The stuff: butternut squash (about 100 grams), big slice of red pepper, half an onion, 3 cloves of garlic, juice of half lemon

The spice: cumin, paprika, chili pepper, s+p

The method: Roast the butternut squash in a little bit of oil. In a blender, puree the onion and garlic and add the spices and lemon juice. When the butternut has cooled, add it into the mixture and puree. Cut the red pepper into chunks and puree that as well. Serve room temperature with chili sprinkled on top.

I felt this recipe – adapted from a few I found online – was overwhelmingly oniony. It was missing a certain sweet element to bring out the roasted butternut. Maybe some brown sugar? Maybe caramelize the onion? However, it tasted quite good when blended with the tzatziki. I served both of them with little strips of puff pastry for dipping.

In addition, Laura J brought a lettuce and sundried tomato salad with balsamic dressing and Laura T brought crackers and brie.

The main course was, of course, the pie. I somehow (miraculously) managed to make two different dishes with only one pan (confirming the American wok’s place as Best Kitchen Instrument Ever) plus a roasting dish.

The stuff: butternut squash (400 grams cubed), 4 potatoes, 1 large leek, 1 clove garlic, flour, and EITHER [about 2 handfuls venison] OR [fresh plain goat cheese]

The spice: the Simon and Garfunkel quad (parsely, sage, rosemary, thyme), nutmeg, allspice, s+p

The method: Roast the cubed butternut and potato with a little bit of oil and salt until they’re squishy enough to eat. Concurrently, caramelize the leeks in the wok. Remove from the wok and pan-fry the cubed venison. When it’s good and cooked, set in on a plate to rest and wash the pan.

Put the pan back on the heat with 3 cups (approx) and a crushed cube of vegetable stock. Put the leeks and the contents of the roasting pan into the wok and cover. When everything starts to get squishy, add all the spices and keep cooking. When the water has almost soaked away, add some flour to thicken. It’s pretty much ready to eat now.

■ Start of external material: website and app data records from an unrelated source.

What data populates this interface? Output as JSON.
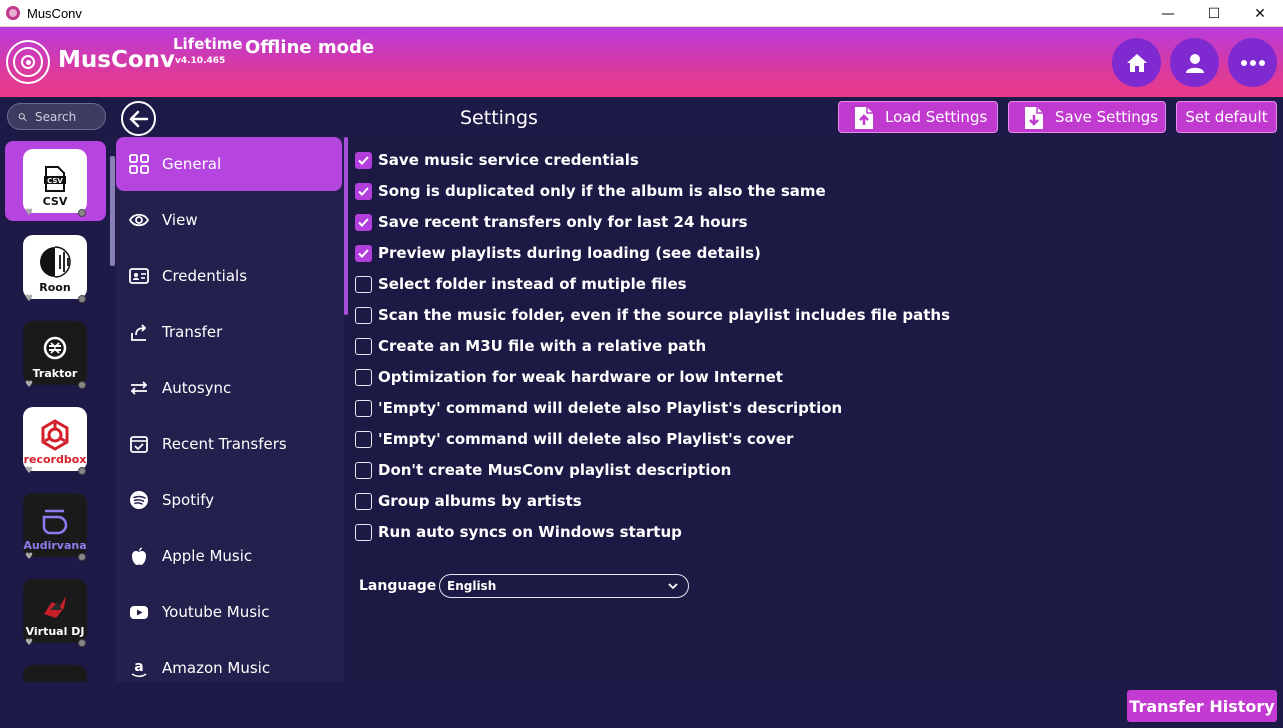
{
  "window": {
    "title": "MusConv",
    "minimize": "—",
    "maximize": "☐",
    "close": "✕"
  },
  "header": {
    "brand": "MusConv",
    "plan": "Lifetime",
    "version": "v4.10.465",
    "mode": "Offline mode",
    "buttons": [
      "home-icon",
      "user-icon",
      "more-icon"
    ]
  },
  "search": {
    "placeholder": "Search"
  },
  "services": [
    {
      "label": "CSV",
      "active": true
    },
    {
      "label": "Roon"
    },
    {
      "label": "Traktor"
    },
    {
      "label": "recordbox"
    },
    {
      "label": "Audirvana"
    },
    {
      "label": "Virtual DJ"
    }
  ],
  "settings": {
    "title": "Settings",
    "load_label": "Load Settings",
    "save_label": "Save Settings",
    "default_label": "Set default"
  },
  "categories": [
    {
      "label": "General",
      "icon": "grid-icon",
      "active": true
    },
    {
      "label": "View",
      "icon": "eye-icon"
    },
    {
      "label": "Credentials",
      "icon": "id-card-icon"
    },
    {
      "label": "Transfer",
      "icon": "share-icon"
    },
    {
      "label": "Autosync",
      "icon": "sync-icon"
    },
    {
      "label": "Recent Transfers",
      "icon": "calendar-check-icon"
    },
    {
      "label": "Spotify",
      "icon": "spotify-icon"
    },
    {
      "label": "Apple Music",
      "icon": "apple-icon"
    },
    {
      "label": "Youtube Music",
      "icon": "youtube-icon"
    },
    {
      "label": "Amazon Music",
      "icon": "amazon-icon"
    }
  ],
  "options": [
    {
      "label": "Save music service credentials",
      "checked": true
    },
    {
      "label": "Song is duplicated only if the album is also the same",
      "checked": true
    },
    {
      "label": "Save recent transfers only for last 24 hours",
      "checked": true
    },
    {
      "label": "Preview playlists during loading (see details)",
      "checked": true
    },
    {
      "label": "Select folder instead of mutiple files",
      "checked": false
    },
    {
      "label": "Scan the music folder, even if the source playlist includes file paths",
      "checked": false
    },
    {
      "label": "Create an M3U file with a relative path",
      "checked": false
    },
    {
      "label": "Optimization for weak hardware or low Internet",
      "checked": false
    },
    {
      "label": "'Empty' command will delete also Playlist's description",
      "checked": false
    },
    {
      "label": "'Empty' command will delete also Playlist's cover",
      "checked": false
    },
    {
      "label": "Don't create MusConv playlist description",
      "checked": false
    },
    {
      "label": "Group albums by artists",
      "checked": false
    },
    {
      "label": "Run auto syncs on Windows startup",
      "checked": false
    }
  ],
  "language": {
    "label": "Language",
    "value": "English"
  },
  "transfer_history": "Transfer History",
  "colors": {
    "accent": "#b644df",
    "background": "#1e1a48",
    "header_start": "#b93bdc",
    "header_end": "#ea3a88"
  }
}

The amounts in this section are rather arbitrary – since I invited more vegetarians, I made more without venison. I put about 3/4 of the butternut filling into the pie dish; once in, mix it up with goat cheese and cover with the pie crust. Put the venison back into the wok and mix it up with the butternut; season to taste, and throw it in a pie pan with a crust. Bake until the crust is ready!

I would say that these were pretty much perfect. There was not as much general mmmmmming as for Lee’s pie, but everyone enjoyed it all. I think the butternut definitely benefited from being roasted rather than microwaved or simply thrown in the pan. It was also a much simpler process than usual! My kitchen is too small to allow mis en place, but cooking everything in the pan really saved on space and dishes. I think I preferred the sweetness of the venison and pumpkin pie I made in the fall – this venison was much gamier (I think venison is really an autumn meat). The butternut and goat cheese, though -mmm. The goat cheese was one Anna P bought at a market this week – a very simple one with a brie-like exterior but the typical chevre on the inside. Delicious. Unfortunately Anna was not here this week to share in the pie or bring wine per usual, but Liam compensated with a few bottles of red.

Liam, in a brilliant pie night move, brought a New World-themed squash salad with roast squash, pumpkin, small potatoes, wild rice, balsamic, and sunflower seeds. It went really well as a not-overwhelmingly-similar side: it shared elements but had a completely different flavor.

Also, I decided to weave the crust this time! It makes them just darling, eh? Top left is the veg, top right is Liam’s salad, and middle is the meat. For more butternut recipes, check out Hungry Girl’s “Salute to Butternut Squash“. After realizing just how tedious it is to peel whole butternuts, I decided just to go with packs of cubed. This week M&S had some for 80p. Ah, until next week!

EDIT: Oh wait, I forgot to mention that there were nNO LEFTOVERS.